## What to do
Examine each line of the data, and copy the ones containing "screenshot".

───── Information given

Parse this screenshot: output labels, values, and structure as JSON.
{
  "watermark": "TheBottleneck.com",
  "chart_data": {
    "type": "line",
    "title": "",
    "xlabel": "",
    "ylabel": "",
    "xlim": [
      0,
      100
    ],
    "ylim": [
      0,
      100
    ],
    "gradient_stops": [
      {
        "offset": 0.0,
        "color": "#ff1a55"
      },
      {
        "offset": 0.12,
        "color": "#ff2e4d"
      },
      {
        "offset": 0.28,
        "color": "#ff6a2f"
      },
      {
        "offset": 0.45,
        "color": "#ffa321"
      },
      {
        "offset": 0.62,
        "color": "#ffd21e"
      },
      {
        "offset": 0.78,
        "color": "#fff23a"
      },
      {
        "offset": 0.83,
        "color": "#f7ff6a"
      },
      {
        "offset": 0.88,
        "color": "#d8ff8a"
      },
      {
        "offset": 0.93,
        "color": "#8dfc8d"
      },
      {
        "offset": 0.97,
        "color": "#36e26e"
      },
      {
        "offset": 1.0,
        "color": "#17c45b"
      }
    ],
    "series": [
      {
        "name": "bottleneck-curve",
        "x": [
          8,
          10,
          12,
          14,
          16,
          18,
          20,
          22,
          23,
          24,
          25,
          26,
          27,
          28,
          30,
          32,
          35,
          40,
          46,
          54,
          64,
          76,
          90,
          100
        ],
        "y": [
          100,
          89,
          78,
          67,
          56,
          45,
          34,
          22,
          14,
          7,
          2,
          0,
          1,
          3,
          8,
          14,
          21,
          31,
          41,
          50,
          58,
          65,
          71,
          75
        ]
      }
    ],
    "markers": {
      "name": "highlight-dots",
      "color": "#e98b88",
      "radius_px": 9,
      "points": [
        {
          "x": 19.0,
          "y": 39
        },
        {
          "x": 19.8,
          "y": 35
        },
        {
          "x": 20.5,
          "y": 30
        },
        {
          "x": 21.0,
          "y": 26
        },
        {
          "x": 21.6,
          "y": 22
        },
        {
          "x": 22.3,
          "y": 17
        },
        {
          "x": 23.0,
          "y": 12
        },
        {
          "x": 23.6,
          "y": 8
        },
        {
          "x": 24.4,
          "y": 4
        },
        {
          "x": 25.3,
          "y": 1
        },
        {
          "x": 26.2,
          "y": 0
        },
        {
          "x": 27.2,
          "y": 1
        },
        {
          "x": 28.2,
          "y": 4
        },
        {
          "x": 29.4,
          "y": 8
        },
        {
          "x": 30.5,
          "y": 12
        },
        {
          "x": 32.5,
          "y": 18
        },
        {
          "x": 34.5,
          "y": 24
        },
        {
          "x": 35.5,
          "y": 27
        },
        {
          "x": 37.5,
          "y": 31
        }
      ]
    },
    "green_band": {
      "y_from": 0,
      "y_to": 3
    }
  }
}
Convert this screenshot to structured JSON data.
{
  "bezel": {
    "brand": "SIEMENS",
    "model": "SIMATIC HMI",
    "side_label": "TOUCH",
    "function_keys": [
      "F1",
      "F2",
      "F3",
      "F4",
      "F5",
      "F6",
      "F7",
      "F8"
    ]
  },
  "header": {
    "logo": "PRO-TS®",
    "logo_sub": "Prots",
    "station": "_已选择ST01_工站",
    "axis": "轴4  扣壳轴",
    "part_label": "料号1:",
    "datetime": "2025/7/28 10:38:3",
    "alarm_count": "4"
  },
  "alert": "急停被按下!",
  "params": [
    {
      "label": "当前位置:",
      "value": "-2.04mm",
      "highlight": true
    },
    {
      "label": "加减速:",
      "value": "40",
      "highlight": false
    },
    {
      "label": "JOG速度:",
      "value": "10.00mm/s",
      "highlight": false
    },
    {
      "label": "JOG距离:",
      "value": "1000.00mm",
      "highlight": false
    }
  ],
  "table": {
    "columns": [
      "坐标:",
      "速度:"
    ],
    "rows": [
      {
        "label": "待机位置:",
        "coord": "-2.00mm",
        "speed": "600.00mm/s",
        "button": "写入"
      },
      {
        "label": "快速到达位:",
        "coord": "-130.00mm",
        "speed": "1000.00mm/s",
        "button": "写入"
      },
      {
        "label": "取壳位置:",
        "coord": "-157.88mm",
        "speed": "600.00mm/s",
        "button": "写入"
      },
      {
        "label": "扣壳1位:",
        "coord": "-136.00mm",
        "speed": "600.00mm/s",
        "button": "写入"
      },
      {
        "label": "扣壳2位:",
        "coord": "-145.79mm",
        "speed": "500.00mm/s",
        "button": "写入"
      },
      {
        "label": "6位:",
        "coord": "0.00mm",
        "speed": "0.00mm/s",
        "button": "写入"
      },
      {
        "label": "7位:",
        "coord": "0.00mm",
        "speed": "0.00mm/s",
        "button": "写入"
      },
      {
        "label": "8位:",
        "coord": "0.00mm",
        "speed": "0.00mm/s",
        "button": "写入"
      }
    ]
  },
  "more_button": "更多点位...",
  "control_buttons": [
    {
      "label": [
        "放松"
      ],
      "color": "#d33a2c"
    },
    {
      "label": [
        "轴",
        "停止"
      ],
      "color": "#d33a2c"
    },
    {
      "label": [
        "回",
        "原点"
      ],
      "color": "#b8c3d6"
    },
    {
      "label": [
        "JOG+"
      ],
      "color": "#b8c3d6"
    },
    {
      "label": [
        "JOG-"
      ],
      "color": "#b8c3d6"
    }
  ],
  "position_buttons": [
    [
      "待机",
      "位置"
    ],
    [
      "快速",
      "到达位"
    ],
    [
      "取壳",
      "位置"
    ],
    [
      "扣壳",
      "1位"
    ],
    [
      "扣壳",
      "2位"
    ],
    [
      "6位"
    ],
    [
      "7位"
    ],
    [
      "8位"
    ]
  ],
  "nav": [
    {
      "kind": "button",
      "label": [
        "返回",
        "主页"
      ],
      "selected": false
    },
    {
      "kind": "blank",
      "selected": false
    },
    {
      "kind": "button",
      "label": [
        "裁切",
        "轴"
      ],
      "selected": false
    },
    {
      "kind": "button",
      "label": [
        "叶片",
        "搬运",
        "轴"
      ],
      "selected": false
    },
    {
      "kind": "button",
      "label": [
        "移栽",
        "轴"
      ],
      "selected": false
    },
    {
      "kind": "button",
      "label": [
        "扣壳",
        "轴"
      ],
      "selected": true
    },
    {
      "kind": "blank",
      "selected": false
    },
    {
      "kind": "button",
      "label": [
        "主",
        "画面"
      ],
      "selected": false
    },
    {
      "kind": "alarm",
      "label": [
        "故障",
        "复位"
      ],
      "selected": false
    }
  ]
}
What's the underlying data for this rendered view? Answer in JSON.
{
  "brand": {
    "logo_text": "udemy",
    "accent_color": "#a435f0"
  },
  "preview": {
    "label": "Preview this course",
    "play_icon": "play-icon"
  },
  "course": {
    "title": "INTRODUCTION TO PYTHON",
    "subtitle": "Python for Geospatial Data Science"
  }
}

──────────

## Answer area
Parse this screenshot: output labels, values, and structure as JSON.
Convert this screenshot to structured JSON data.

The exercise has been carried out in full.